▶ **WHAT IS REQUIRED**
Go line by line through the data and copy those with the word "note".

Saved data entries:
= = = = =

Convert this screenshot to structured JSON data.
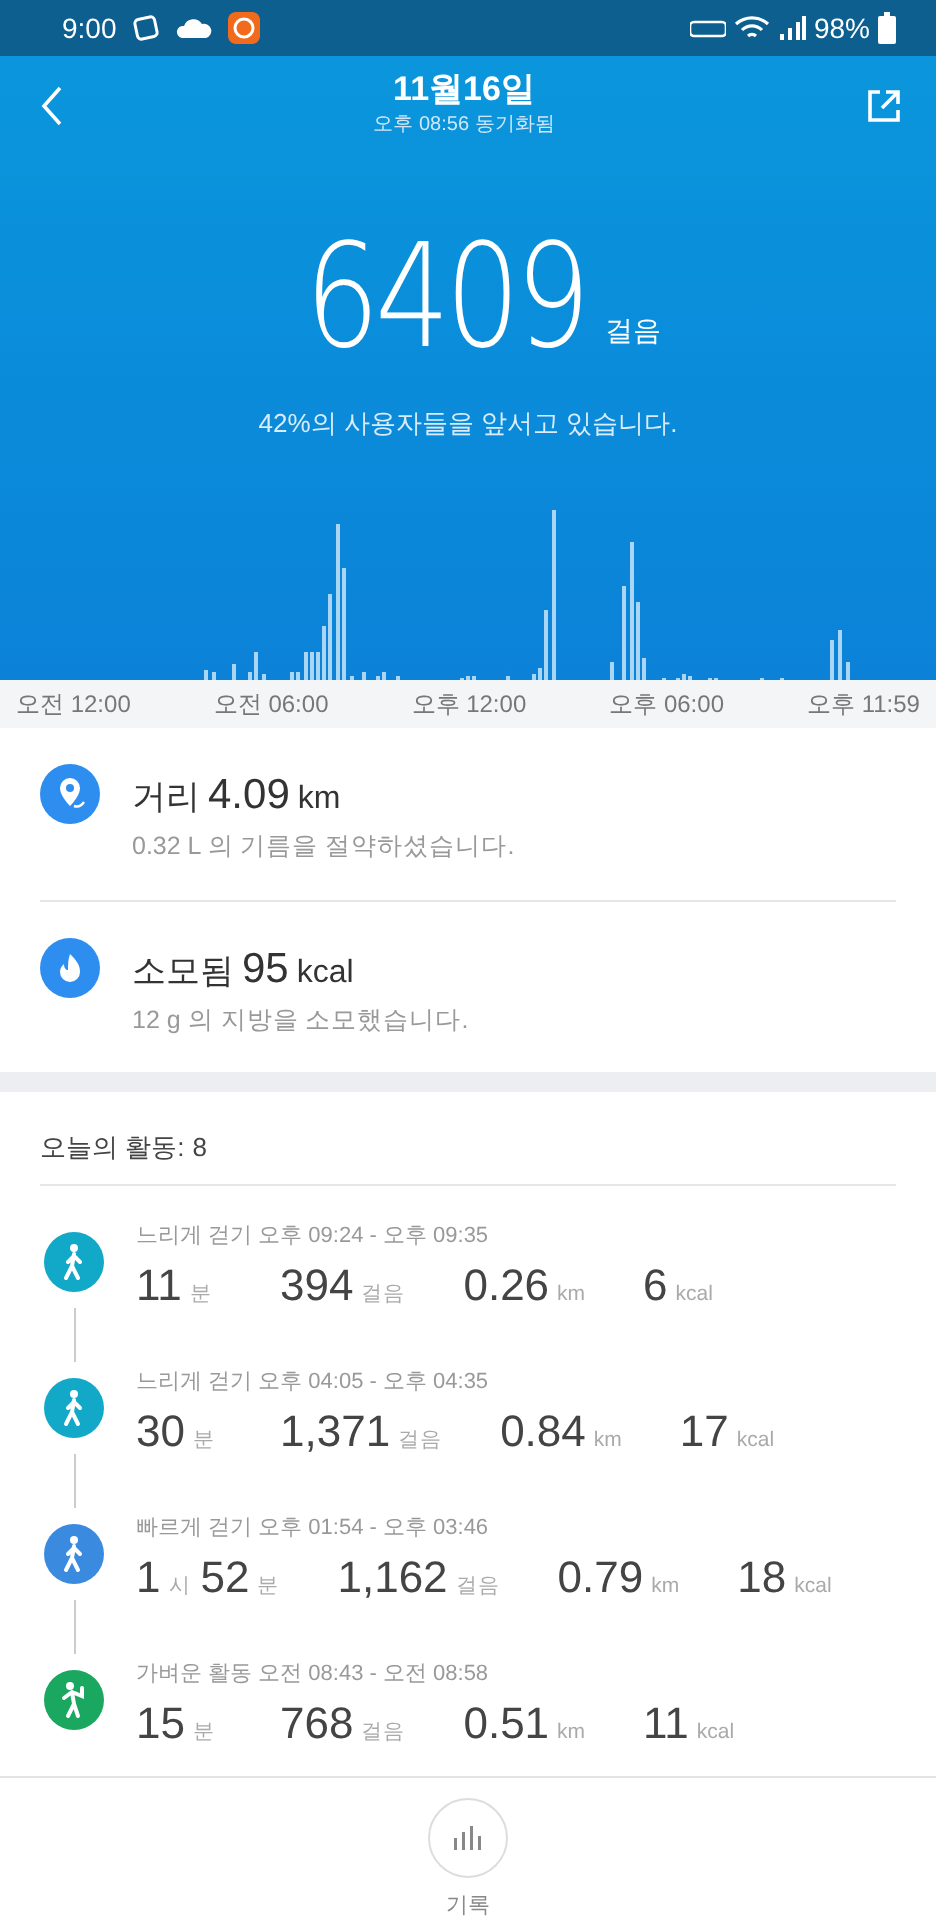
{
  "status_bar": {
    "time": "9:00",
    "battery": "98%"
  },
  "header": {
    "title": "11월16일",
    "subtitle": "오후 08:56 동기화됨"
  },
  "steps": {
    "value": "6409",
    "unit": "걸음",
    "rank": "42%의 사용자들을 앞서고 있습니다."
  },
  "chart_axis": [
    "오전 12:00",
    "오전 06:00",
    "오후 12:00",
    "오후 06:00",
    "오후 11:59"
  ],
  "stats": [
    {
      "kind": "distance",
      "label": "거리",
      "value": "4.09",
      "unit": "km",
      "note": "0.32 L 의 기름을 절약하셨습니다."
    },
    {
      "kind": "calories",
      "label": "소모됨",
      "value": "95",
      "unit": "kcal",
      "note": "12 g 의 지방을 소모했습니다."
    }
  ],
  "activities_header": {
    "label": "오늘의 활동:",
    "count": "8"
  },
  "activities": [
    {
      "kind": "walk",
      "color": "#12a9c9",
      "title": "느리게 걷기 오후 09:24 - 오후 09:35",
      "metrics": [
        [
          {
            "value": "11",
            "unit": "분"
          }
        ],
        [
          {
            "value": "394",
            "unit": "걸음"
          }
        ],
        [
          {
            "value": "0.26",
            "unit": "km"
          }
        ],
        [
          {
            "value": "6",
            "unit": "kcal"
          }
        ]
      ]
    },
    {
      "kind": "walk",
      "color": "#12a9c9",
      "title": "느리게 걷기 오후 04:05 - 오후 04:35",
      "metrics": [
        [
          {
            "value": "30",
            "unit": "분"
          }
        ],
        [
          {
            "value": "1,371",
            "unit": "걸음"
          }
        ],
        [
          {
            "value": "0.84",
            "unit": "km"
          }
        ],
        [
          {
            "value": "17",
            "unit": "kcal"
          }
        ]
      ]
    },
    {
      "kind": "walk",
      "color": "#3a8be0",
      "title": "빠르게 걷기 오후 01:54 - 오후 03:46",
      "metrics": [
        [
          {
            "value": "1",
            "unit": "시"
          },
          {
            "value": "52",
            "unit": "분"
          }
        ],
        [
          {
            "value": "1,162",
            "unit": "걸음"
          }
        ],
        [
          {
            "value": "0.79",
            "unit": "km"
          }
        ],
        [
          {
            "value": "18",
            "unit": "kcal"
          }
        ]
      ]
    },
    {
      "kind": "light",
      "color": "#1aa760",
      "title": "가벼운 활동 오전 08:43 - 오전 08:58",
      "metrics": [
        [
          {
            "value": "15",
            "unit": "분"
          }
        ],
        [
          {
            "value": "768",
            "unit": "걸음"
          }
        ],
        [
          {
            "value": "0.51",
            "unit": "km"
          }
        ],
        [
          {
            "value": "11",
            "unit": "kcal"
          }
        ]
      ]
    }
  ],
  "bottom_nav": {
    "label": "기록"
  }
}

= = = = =

▶ **SOLUTION FOR THIS PROBLEM**
      "note": "0.32 L 의 기름을 절약하셨습니다."
      "note": "12 g 의 지방을 소모했습니다."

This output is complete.